Fresh OCaml 5 install (it was the same with 4.14): Ubuntu 22.04; one ML file 0f 200 lines, no lib except ppx_inline_test: 7s for the first run of dune utop (most of the time is spent in the build of utop.exe), then 0.3s for subsequent calls (without rebuild).

I tried to explain what are current user-facing issues and exhibit actionable low-hanging fruits to improve the current state.

Your idea is a whole other issue. In any case, I would still expect CS&SE-major MSc students of a highly-selective college to fluently use basic commandline shell tools, think of their filesystem as a tree and realize how a program is built (compiled and linked). BTW this is a reason why I don’t want to use TryOCaml in my teaching, even though it’s very nice (I also fear students to feel like OCaml is a non-realistic toy, which they already think a little as it’s not mainstream).


I agree that this is an example of a terrible opinionated choice by dune devs. I add this line immediately to a new project, and of course have to look it up every time.

  1. Can you (@bluddy) or @grayswandyr file an issue in GitHub - ocaml/dune: A composable build system for OCaml. asking to change the default in new version of Dune?
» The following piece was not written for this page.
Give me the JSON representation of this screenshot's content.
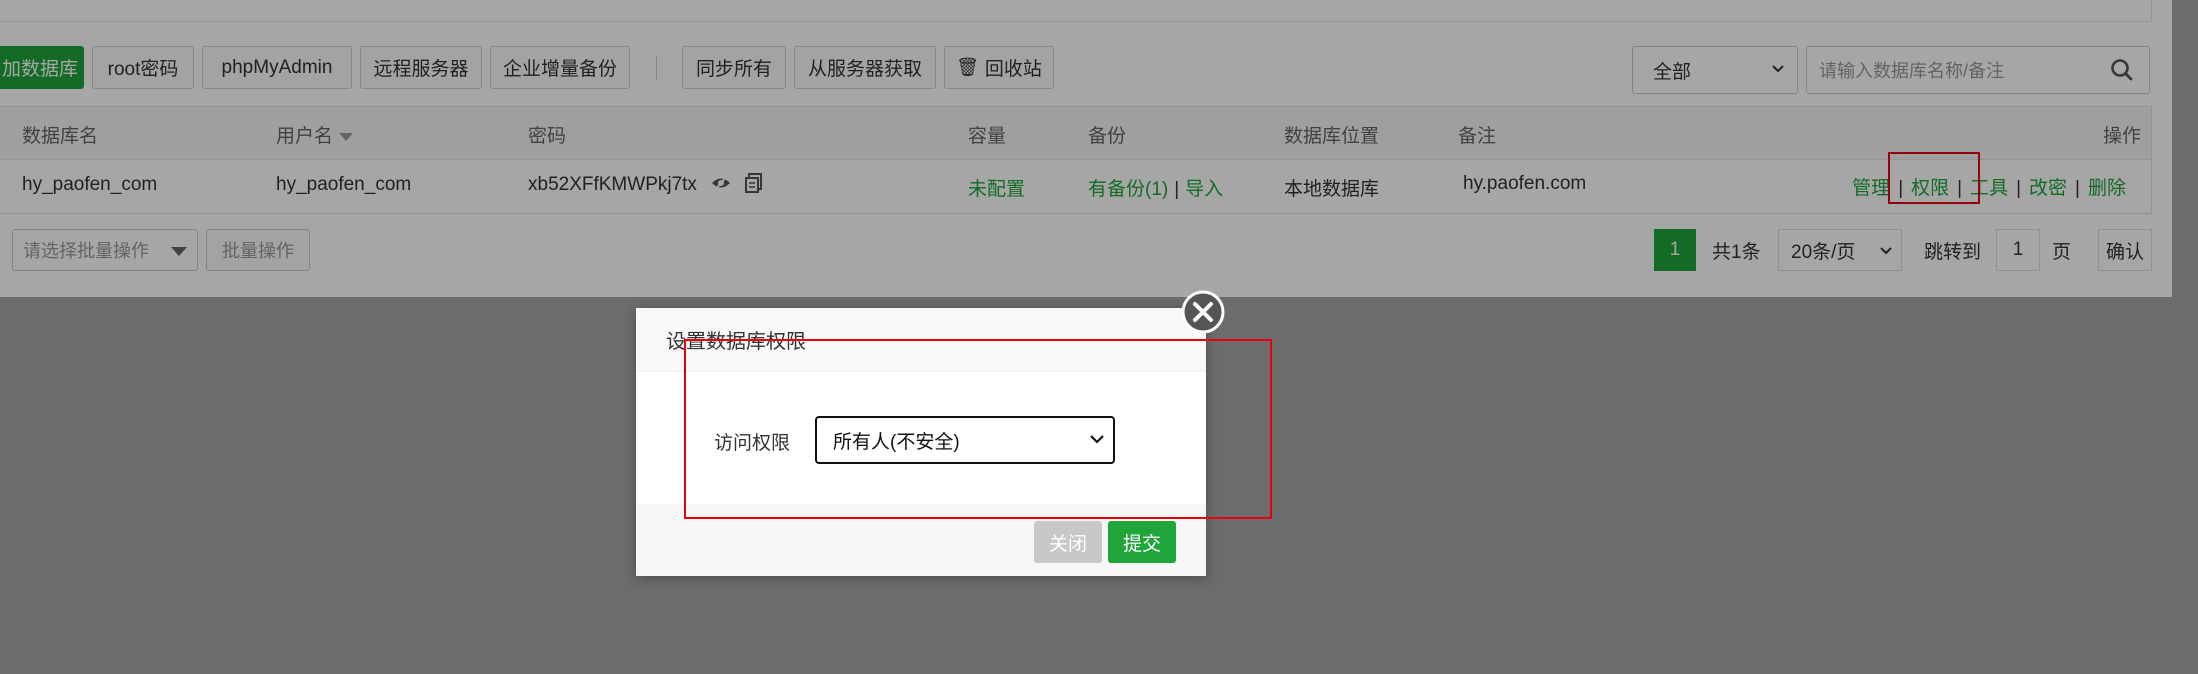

  2. I’ve opened Change default to auto-install hooks on *nix · Issue #5401 · ocaml/opam · GitHub to change the opam init default so that eval $(opam env) is not needed by default.